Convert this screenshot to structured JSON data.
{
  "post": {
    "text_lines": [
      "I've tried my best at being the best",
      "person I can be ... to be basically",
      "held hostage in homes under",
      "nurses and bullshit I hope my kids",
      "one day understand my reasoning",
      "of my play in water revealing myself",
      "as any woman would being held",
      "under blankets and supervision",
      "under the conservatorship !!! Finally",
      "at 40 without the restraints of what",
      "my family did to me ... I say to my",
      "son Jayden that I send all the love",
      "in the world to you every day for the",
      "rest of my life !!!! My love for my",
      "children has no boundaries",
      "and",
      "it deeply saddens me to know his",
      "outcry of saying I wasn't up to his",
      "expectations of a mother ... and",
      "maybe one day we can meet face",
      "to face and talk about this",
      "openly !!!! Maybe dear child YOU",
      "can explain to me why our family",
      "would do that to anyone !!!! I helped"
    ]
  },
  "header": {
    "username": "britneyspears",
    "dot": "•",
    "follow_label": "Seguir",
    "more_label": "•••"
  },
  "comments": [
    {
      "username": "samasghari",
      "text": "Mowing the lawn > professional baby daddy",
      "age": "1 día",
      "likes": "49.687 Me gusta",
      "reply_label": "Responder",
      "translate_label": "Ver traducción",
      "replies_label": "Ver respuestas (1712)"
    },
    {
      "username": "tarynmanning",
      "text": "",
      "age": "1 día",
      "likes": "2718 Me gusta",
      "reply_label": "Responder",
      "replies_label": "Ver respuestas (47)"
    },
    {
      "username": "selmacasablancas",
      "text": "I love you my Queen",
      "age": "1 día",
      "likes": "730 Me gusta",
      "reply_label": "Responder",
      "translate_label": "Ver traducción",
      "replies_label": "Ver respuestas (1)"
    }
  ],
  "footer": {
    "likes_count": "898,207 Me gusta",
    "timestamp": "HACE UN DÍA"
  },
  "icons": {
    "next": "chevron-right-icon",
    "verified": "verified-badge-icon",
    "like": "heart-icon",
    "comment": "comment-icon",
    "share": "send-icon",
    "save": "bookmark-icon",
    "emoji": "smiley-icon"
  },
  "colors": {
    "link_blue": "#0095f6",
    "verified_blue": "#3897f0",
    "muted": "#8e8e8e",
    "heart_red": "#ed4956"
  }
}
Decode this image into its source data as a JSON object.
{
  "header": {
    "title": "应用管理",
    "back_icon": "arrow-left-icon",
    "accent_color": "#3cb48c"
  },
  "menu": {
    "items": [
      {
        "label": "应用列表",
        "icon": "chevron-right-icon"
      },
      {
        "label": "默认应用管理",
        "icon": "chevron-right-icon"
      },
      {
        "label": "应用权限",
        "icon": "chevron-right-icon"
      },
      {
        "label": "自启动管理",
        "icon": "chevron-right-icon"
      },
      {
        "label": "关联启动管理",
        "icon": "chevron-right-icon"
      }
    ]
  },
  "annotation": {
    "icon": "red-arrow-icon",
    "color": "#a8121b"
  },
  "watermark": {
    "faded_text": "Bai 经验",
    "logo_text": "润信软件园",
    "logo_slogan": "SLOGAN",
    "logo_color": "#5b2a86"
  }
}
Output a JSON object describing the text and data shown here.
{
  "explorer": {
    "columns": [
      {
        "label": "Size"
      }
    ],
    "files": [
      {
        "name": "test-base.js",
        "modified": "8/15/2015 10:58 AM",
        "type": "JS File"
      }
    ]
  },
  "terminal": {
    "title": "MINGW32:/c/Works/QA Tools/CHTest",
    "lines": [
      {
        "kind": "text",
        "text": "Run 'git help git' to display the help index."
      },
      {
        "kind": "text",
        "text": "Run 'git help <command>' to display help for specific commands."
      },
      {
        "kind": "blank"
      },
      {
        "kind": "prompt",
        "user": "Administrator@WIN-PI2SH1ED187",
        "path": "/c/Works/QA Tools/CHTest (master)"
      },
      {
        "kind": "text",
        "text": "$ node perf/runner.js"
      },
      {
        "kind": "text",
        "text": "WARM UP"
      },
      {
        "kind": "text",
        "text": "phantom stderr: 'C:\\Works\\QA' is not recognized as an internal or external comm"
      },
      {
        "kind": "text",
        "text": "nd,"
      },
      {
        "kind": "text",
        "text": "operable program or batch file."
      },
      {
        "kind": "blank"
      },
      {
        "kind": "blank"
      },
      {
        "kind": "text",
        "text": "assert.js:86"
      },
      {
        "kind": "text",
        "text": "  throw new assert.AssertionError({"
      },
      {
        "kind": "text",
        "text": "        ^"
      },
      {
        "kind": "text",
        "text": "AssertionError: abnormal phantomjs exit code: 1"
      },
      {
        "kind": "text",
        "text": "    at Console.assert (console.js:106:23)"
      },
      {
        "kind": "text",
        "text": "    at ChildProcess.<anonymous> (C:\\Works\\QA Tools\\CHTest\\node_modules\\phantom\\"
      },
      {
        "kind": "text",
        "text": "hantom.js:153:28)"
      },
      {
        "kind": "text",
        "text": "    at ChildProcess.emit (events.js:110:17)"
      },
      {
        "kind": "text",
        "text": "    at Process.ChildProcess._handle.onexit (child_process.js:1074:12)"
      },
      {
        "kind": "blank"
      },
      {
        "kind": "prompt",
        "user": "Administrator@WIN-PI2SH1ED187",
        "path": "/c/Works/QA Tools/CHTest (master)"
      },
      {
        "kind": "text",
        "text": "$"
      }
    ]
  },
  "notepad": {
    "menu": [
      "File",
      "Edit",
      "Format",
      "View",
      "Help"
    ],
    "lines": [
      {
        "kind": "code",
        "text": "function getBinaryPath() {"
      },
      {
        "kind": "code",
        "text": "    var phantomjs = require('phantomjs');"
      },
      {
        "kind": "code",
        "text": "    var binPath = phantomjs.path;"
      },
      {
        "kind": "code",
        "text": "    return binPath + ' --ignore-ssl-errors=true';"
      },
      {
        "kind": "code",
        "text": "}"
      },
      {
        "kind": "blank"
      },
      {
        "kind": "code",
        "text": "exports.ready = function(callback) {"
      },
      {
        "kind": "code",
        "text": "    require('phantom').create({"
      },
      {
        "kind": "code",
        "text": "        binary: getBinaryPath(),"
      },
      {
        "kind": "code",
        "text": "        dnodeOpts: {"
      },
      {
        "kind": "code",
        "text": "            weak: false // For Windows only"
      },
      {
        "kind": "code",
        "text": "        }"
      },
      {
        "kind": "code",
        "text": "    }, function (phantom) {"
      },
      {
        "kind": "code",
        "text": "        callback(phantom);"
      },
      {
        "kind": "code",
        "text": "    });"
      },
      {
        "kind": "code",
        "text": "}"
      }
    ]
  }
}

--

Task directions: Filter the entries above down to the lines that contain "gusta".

Exercise output:
      "likes": "49.687 Me gusta",
      "likes": "2718 Me gusta",
      "likes": "730 Me gusta",
    "likes_count": "898,207 Me gusta",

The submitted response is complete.